START Data to process

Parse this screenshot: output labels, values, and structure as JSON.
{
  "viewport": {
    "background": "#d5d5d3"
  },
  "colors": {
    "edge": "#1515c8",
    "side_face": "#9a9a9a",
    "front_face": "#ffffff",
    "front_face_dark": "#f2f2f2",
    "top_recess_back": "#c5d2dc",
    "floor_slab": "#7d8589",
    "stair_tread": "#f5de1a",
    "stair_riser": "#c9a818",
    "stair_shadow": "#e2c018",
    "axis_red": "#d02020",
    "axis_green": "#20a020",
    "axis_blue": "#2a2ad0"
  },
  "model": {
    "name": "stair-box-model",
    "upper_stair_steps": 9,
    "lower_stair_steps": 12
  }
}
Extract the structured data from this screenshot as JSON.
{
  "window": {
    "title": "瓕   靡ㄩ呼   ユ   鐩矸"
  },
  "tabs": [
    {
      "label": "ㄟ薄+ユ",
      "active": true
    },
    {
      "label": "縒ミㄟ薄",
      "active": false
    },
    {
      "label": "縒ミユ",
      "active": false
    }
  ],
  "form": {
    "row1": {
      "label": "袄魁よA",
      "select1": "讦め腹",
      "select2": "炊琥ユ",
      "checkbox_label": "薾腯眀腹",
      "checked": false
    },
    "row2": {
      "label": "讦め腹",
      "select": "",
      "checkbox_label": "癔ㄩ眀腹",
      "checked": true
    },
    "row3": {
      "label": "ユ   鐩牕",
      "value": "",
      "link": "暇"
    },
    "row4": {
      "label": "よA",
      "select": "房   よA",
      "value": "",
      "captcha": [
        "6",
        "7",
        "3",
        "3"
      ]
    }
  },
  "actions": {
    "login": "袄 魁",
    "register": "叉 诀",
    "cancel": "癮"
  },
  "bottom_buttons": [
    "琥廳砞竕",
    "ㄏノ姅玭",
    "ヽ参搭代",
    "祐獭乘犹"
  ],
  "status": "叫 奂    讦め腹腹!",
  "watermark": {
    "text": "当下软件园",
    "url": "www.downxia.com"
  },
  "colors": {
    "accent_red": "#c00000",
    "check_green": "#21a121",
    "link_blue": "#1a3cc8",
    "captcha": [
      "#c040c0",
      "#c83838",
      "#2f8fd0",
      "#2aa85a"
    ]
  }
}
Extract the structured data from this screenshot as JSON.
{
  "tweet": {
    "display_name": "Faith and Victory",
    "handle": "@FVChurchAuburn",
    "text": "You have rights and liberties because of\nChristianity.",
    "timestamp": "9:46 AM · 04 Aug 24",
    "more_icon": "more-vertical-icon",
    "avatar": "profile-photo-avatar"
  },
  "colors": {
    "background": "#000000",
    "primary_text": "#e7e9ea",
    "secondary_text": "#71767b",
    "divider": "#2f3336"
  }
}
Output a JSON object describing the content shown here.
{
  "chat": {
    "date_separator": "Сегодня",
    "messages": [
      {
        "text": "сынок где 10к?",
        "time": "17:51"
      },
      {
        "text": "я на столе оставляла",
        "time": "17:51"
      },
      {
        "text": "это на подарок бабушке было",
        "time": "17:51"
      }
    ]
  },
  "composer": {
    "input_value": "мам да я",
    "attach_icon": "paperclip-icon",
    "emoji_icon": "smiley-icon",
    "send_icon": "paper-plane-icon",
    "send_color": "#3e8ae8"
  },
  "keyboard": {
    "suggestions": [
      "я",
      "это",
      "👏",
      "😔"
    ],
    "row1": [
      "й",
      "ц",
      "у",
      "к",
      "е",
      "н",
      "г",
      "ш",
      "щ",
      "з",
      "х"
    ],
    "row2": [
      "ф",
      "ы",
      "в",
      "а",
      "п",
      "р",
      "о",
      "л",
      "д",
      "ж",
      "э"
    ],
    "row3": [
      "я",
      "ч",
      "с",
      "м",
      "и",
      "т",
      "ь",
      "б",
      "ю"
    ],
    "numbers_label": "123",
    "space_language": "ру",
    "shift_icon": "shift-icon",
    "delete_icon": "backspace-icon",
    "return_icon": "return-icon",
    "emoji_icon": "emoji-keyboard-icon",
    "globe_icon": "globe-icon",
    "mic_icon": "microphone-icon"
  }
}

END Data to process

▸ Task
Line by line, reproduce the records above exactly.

▸ Exercise response
Parse this screenshot: output labels, values, and structure as JSON.
{
  "viewport": {
    "background": "#d5d5d3"
  },
  "colors": {
    "edge": "#1515c8",
    "side_face": "#9a9a9a",
    "front_face": "#ffffff",
    "front_face_dark": "#f2f2f2",
    "top_recess_back": "#c5d2dc",
    "floor_slab": "#7d8589",
    "stair_tread": "#f5de1a",
    "stair_riser": "#c9a818",
    "stair_shadow": "#e2c018",
    "axis_red": "#d02020",
    "axis_green": "#20a020",
    "axis_blue": "#2a2ad0"
  },
  "model": {
    "name": "stair-box-model",
    "upper_stair_steps": 9,
    "lower_stair_steps": 12
  }
}
Extract the structured data from this screenshot as JSON.
{
  "window": {
    "title": "瓕   靡ㄩ呼   ユ   鐩矸"
  },
  "tabs": [
    {
      "label": "ㄟ薄+ユ",
      "active": true
    },
    {
      "label": "縒ミㄟ薄",
      "active": false
    },
    {
      "label": "縒ミユ",
      "active": false
    }
  ],
  "form": {
    "row1": {
      "label": "袄魁よA",
      "select1": "讦め腹",
      "select2": "炊琥ユ",
      "checkbox_label": "薾腯眀腹",
      "checked": false
    },
    "row2": {
      "label": "讦め腹",
      "select": "",
      "checkbox_label": "癔ㄩ眀腹",
      "checked": true
    },
    "row3": {
      "label": "ユ   鐩牕",
      "value": "",
      "link": "暇"
    },
    "row4": {
      "label": "よA",
      "select": "房   よA",
      "value": "",
      "captcha": [
        "6",
        "7",
        "3",
        "3"
      ]
    }
  },
  "actions": {
    "login": "袄 魁",
    "register": "叉 诀",
    "cancel": "癮"
  },
  "bottom_buttons": [
    "琥廳砞竕",
    "ㄏノ姅玭",
    "ヽ参搭代",
    "祐獭乘犹"
  ],
  "status": "叫 奂    讦め腹腹!",
  "watermark": {
    "text": "当下软件园",
    "url": "www.downxia.com"
  },
  "colors": {
    "accent_red": "#c00000",
    "check_green": "#21a121",
    "link_blue": "#1a3cc8",
    "captcha": [
      "#c040c0",
      "#c83838",
      "#2f8fd0",
      "#2aa85a"
    ]
  }
}
Extract the structured data from this screenshot as JSON.
{
  "tweet": {
    "display_name": "Faith and Victory",
    "handle": "@FVChurchAuburn",
    "text": "You have rights and liberties because of\nChristianity.",
    "timestamp": "9:46 AM · 04 Aug 24",
    "more_icon": "more-vertical-icon",
    "avatar": "profile-photo-avatar"
  },
  "colors": {
    "background": "#000000",
    "primary_text": "#e7e9ea",
    "secondary_text": "#71767b",
    "divider": "#2f3336"
  }
}
Output a JSON object describing the content shown here.
{
  "chat": {
    "date_separator": "Сегодня",
    "messages": [
      {
        "text": "сынок где 10к?",
        "time": "17:51"
      },
      {
        "text": "я на столе оставляла",
        "time": "17:51"
      },
      {
        "text": "это на подарок бабушке было",
        "time": "17:51"
      }
    ]
  },
  "composer": {
    "input_value": "мам да я",
    "attach_icon": "paperclip-icon",
    "emoji_icon": "smiley-icon",
    "send_icon": "paper-plane-icon",
    "send_color": "#3e8ae8"
  },
  "keyboard": {
    "suggestions": [
      "я",
      "это",
      "👏",
      "😔"
    ],
    "row1": [
      "й",
      "ц",
      "у",
      "к",
      "е",
      "н",
      "г",
      "ш",
      "щ",
      "з",
      "х"
    ],
    "row2": [
      "ф",
      "ы",
      "в",
      "а",
      "п",
      "р",
      "о",
      "л",
      "д",
      "ж",
      "э"
    ],
    "row3": [
      "я",
      "ч",
      "с",
      "м",
      "и",
      "т",
      "ь",
      "б",
      "ю"
    ],
    "numbers_label": "123",
    "space_language": "ру",
    "shift_icon": "shift-icon",
    "delete_icon": "backspace-icon",
    "return_icon": "return-icon",
    "emoji_icon": "emoji-keyboard-icon",
    "globe_icon": "globe-icon",
    "mic_icon": "microphone-icon"
  }
}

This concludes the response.